Work task –
Where a picture appears, skip it and copy everything else in the listing exactly.

Data for review –
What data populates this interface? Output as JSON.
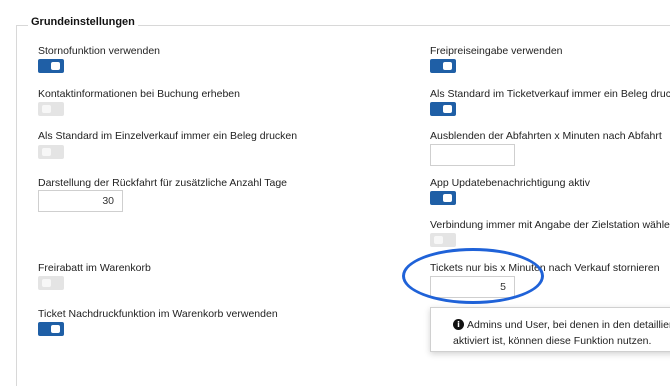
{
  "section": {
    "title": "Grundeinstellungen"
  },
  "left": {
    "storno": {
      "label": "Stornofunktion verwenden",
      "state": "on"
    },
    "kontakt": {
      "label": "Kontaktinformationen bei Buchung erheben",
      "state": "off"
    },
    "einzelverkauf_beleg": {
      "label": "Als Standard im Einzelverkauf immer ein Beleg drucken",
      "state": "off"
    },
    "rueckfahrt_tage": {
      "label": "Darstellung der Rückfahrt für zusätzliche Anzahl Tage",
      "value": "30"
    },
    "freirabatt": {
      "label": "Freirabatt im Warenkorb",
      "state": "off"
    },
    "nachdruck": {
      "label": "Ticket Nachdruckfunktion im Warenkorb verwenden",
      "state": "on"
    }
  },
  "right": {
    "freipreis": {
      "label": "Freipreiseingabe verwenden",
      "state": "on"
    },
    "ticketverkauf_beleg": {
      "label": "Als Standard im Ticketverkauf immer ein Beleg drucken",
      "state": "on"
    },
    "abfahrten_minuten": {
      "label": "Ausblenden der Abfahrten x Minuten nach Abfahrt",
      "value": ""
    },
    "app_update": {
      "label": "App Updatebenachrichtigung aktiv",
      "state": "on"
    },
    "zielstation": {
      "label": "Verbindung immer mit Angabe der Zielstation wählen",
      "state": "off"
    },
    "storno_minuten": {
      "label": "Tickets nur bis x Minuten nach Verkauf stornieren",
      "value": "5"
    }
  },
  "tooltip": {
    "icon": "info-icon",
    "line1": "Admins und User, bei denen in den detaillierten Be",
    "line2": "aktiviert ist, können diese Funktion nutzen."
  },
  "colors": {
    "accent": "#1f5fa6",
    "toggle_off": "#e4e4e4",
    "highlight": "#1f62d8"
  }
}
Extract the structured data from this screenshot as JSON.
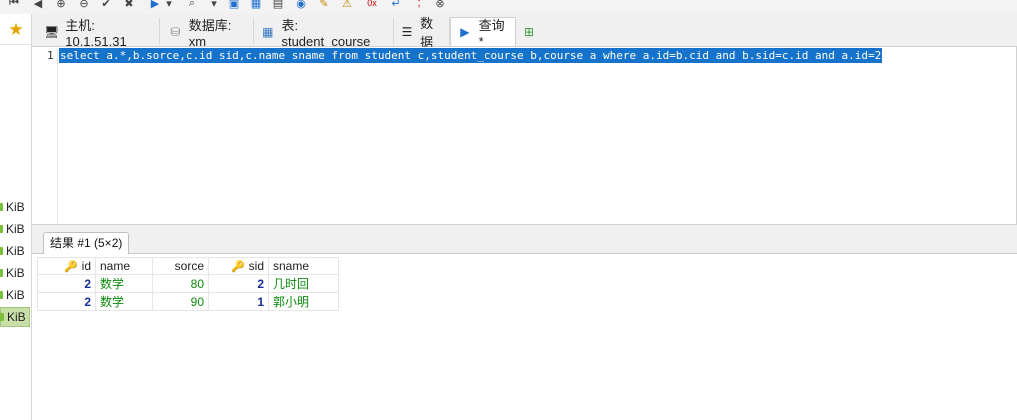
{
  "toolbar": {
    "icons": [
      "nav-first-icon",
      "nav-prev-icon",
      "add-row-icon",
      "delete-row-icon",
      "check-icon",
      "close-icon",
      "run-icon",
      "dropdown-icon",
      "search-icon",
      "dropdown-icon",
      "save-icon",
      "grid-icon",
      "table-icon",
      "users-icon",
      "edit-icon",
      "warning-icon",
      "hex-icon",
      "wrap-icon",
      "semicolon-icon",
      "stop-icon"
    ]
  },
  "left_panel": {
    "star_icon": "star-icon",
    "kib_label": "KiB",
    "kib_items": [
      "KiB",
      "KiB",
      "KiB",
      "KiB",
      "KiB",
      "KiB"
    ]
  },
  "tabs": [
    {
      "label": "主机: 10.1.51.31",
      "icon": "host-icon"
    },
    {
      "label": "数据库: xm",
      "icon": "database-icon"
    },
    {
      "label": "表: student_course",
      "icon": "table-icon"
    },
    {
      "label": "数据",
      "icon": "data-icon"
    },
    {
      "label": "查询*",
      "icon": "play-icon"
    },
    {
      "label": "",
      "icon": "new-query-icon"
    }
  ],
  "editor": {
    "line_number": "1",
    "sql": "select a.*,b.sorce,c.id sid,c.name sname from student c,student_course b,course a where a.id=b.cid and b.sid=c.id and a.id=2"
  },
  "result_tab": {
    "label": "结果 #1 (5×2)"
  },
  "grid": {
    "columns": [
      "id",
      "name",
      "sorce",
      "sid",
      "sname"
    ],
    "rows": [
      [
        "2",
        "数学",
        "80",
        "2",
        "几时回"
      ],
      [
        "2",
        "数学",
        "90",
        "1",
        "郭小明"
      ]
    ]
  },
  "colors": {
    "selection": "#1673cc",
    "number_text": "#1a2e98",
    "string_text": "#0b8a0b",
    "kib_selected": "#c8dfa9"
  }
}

Solution below –
What data populates this interface? Output as JSON.
{
  "section": {
    "title": "Grundeinstellungen"
  },
  "left": {
    "storno": {
      "label": "Stornofunktion verwenden",
      "state": "on"
    },
    "kontakt": {
      "label": "Kontaktinformationen bei Buchung erheben",
      "state": "off"
    },
    "einzelverkauf_beleg": {
      "label": "Als Standard im Einzelverkauf immer ein Beleg drucken",
      "state": "off"
    },
    "rueckfahrt_tage": {
      "label": "Darstellung der Rückfahrt für zusätzliche Anzahl Tage",
      "value": "30"
    },
    "freirabatt": {
      "label": "Freirabatt im Warenkorb",
      "state": "off"
    },
    "nachdruck": {
      "label": "Ticket Nachdruckfunktion im Warenkorb verwenden",
      "state": "on"
    }
  },
  "right": {
    "freipreis": {
      "label": "Freipreiseingabe verwenden",
      "state": "on"
    },
    "ticketverkauf_beleg": {
      "label": "Als Standard im Ticketverkauf immer ein Beleg drucken",
      "state": "on"
    },
    "abfahrten_minuten": {
      "label": "Ausblenden der Abfahrten x Minuten nach Abfahrt",
      "value": ""
    },
    "app_update": {
      "label": "App Updatebenachrichtigung aktiv",
      "state": "on"
    },
    "zielstation": {
      "label": "Verbindung immer mit Angabe der Zielstation wählen",
      "state": "off"
    },
    "storno_minuten": {
      "label": "Tickets nur bis x Minuten nach Verkauf stornieren",
      "value": "5"
    }
  },
  "tooltip": {
    "icon": "info-icon",
    "line1": "Admins und User, bei denen in den detaillierten Be",
    "line2": "aktiviert ist, können diese Funktion nutzen."
  },
  "colors": {
    "accent": "#1f5fa6",
    "toggle_off": "#e4e4e4",
    "highlight": "#1f62d8"
  }
}
Extract the structured data from this screenshot as JSON.
{
  "toolbar": {
    "icons": [
      "nav-first-icon",
      "nav-prev-icon",
      "add-row-icon",
      "delete-row-icon",
      "check-icon",
      "close-icon",
      "run-icon",
      "dropdown-icon",
      "search-icon",
      "dropdown-icon",
      "save-icon",
      "grid-icon",
      "table-icon",
      "users-icon",
      "edit-icon",
      "warning-icon",
      "hex-icon",
      "wrap-icon",
      "semicolon-icon",
      "stop-icon"
    ]
  },
  "left_panel": {
    "star_icon": "star-icon",
    "kib_label": "KiB",
    "kib_items": [
      "KiB",
      "KiB",
      "KiB",
      "KiB",
      "KiB",
      "KiB"
    ]
  },
  "tabs": [
    {
      "label": "主机: 10.1.51.31",
      "icon": "host-icon"
    },
    {
      "label": "数据库: xm",
      "icon": "database-icon"
    },
    {
      "label": "表: student_course",
      "icon": "table-icon"
    },
    {
      "label": "数据",
      "icon": "data-icon"
    },
    {
      "label": "查询*",
      "icon": "play-icon"
    },
    {
      "label": "",
      "icon": "new-query-icon"
    }
  ],
  "editor": {
    "line_number": "1",
    "sql": "select a.*,b.sorce,c.id sid,c.name sname from student c,student_course b,course a where a.id=b.cid and b.sid=c.id and a.id=2"
  },
  "result_tab": {
    "label": "结果 #1 (5×2)"
  },
  "grid": {
    "columns": [
      "id",
      "name",
      "sorce",
      "sid",
      "sname"
    ],
    "rows": [
      [
        "2",
        "数学",
        "80",
        "2",
        "几时回"
      ],
      [
        "2",
        "数学",
        "90",
        "1",
        "郭小明"
      ]
    ]
  },
  "colors": {
    "selection": "#1673cc",
    "number_text": "#1a2e98",
    "string_text": "#0b8a0b",
    "kib_selected": "#c8dfa9"
  }
}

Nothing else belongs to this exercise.